■ Task description ■
Filter these records by the string "JSON", copying each line that holds it.

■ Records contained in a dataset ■
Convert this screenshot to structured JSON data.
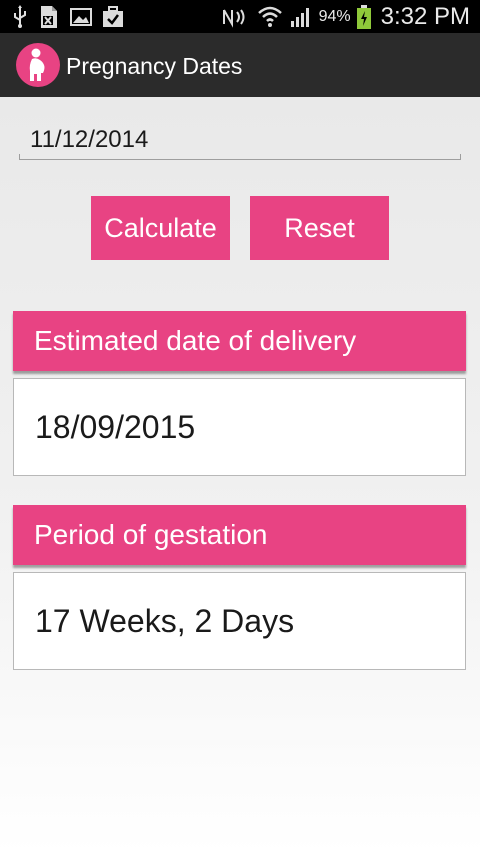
{
  "status_bar": {
    "battery_percent": "94%",
    "time": "3:32 PM",
    "left_icons": [
      "usb-icon",
      "excel-file-icon",
      "image-icon",
      "briefcase-check-icon"
    ],
    "right_icons": [
      "nfc-icon",
      "wifi-icon",
      "signal-icon",
      "battery-charging-icon"
    ]
  },
  "app": {
    "title": "Pregnancy Dates",
    "icon": "pregnant-woman-icon",
    "accent_color": "#e84383"
  },
  "form": {
    "date_value": "11/12/2014"
  },
  "buttons": {
    "calculate_label": "Calculate",
    "reset_label": "Reset"
  },
  "results": {
    "edd_label": "Estimated date of delivery",
    "edd_value": "18/09/2015",
    "gestation_label": "Period of gestation",
    "gestation_value": "17 Weeks, 2 Days"
  }
}
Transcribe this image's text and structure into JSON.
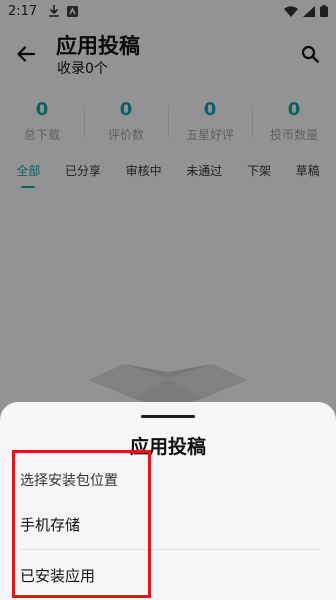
{
  "status_bar": {
    "time": "2:17"
  },
  "header": {
    "title": "应用投稿",
    "subtitle": "收录0个"
  },
  "stats": [
    {
      "value": "0",
      "label": "总下载"
    },
    {
      "value": "0",
      "label": "评价数"
    },
    {
      "value": "0",
      "label": "五星好评"
    },
    {
      "value": "0",
      "label": "投币数量"
    }
  ],
  "tabs": [
    {
      "label": "全部"
    },
    {
      "label": "已分享"
    },
    {
      "label": "审核中"
    },
    {
      "label": "未通过"
    },
    {
      "label": "下架"
    },
    {
      "label": "草稿"
    }
  ],
  "sheet": {
    "title": "应用投稿",
    "prompt": "选择安装包位置",
    "options": [
      {
        "label": "手机存储"
      },
      {
        "label": "已安装应用"
      }
    ]
  },
  "colors": {
    "accent": "#1aa3a3",
    "highlight": "#e21616"
  }
}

■ Output of the exercise ■
Convert this screenshot to structured JSON data.
Transcribe this image's text and structure into JSON.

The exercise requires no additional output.